This episode features former Reuters correspondent, investigative journalist, and advocate Carey Gillam-- the author of “Whitewash —The Story of a Weedkiller, Cancer and the Corruption of Science.” Carey's book won the Rachel Carson book award from the Society of Environmental Journalists.
Our guest, Megan McArdle, is a Washington Post columnist and author of the book "The Upside of Down: Why Failing Well is the Key to Success." She writes about economics, finance and government policy. Here, she discusses the Green New Deal.
Our guest is Tolu Olubunmi, host of the podcast, "A Way Home Together: Stories of the Human Journey". Tolu is a global advocate for migrants, refugees, and displaced people. She is a Dreamer, born in Nigeria, who now lives in The United States.
The climate change debate is heating up. Record numbers of people no longer see extreme climate as a distant threat, but as a crisis that is unfolding right now. According to a Yale survey, "the proportion of Americans who are very worried about global warming has more than tripled since its lowest point in 2011."
In this episode, Richard quizzes co-host Jim Meigs, who argues in the latest edition of City Journal that nuclear is the best source of clean, reliable and safe energy.
Our guest in this episode, Oren Cass, argues that we've abandoned the American worker, and pushed four-college at the cost of other, more effective, solutions.

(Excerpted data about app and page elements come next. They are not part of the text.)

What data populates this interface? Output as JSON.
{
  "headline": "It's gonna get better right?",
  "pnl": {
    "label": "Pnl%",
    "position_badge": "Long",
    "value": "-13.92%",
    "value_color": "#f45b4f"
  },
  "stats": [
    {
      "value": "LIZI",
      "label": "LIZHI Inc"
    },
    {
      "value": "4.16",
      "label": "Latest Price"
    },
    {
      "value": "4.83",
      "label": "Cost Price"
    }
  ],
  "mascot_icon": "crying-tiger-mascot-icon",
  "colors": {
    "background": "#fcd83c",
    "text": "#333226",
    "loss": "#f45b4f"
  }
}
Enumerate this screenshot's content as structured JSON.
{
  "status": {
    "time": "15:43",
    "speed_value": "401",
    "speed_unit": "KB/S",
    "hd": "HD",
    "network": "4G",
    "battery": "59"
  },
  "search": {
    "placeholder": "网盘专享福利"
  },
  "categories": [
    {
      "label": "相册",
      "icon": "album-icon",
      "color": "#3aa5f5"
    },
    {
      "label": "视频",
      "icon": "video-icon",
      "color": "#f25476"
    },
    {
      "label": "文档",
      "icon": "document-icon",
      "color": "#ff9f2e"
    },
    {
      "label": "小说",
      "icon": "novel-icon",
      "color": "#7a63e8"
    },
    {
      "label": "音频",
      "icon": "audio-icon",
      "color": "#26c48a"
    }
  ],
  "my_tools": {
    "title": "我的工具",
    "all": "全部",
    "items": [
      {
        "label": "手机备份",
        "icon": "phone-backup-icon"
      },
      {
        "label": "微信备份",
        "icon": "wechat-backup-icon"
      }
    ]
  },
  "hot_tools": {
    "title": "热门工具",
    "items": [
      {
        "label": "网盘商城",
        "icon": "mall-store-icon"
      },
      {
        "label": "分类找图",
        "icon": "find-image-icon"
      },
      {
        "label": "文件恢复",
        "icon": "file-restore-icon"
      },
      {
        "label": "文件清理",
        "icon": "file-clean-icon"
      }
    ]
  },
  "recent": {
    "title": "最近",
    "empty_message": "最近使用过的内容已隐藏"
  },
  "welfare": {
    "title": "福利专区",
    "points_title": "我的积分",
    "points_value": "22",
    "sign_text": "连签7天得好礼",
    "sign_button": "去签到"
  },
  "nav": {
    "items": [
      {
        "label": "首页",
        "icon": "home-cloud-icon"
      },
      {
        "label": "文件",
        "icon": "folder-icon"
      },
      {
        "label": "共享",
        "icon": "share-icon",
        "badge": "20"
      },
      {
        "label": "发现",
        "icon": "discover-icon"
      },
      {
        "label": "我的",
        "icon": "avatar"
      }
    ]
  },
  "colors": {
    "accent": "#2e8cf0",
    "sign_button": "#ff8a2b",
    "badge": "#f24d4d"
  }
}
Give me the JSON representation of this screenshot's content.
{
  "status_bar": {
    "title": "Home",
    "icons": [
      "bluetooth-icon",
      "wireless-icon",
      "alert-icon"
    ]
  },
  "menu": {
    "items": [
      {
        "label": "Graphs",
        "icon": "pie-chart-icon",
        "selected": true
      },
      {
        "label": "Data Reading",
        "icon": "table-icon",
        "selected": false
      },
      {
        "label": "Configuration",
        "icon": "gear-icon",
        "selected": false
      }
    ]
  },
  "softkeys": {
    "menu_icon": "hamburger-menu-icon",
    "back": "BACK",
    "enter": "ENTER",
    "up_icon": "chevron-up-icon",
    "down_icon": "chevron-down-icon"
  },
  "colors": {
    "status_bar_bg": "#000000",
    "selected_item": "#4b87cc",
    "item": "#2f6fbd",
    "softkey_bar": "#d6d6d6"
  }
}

Facebook turned 15 this month. The company has gone from being universally celebrated for changing the way we communicate, to a troubled adolescent with serious questions about its entire business model. We speak to Wade Roush, a technology journalist and podcast host, who is in the process of getting off Facebook.
Jim and Richard look at journalism's crisis and consider whether readers, viewers and listeners may be partially to blame. We also hear from Aron Pilhofer, professor of Journalism Innovation at the Klein College of Media and Communication at Temple University, and David Bornstein co-founder of Solutions Journalism Network.
In this episode, Philip K. Howard attacks the failed ideologies of Republicans and Democrats, and calls for a radical simplification of government to re-empower Americans in their daily choices. Philip is the author of several books, including the best-seller “The Death of Common Sense: How Law Is Suffocating America” and, “Try Common Sense: Replacing Failed Ideologies of Left and Right.”
Rachel Kleinfeld, is the author of, "A Savage Order: How the World's Deadliest Countries Can Forge a Path to Security." The book analyzes how many countries, once overwhelmed by massive violence, have since recovered.
With a simple Facebook post saying that she wanted to end partisan gerrymandering, Katie Fahey sparked the beginnings of an extraordinary grassroots campaign. Katie is in her late 20's. With neither connections nor deep pockets, she started Voters Not Politicians to change Michigan's State Constitution.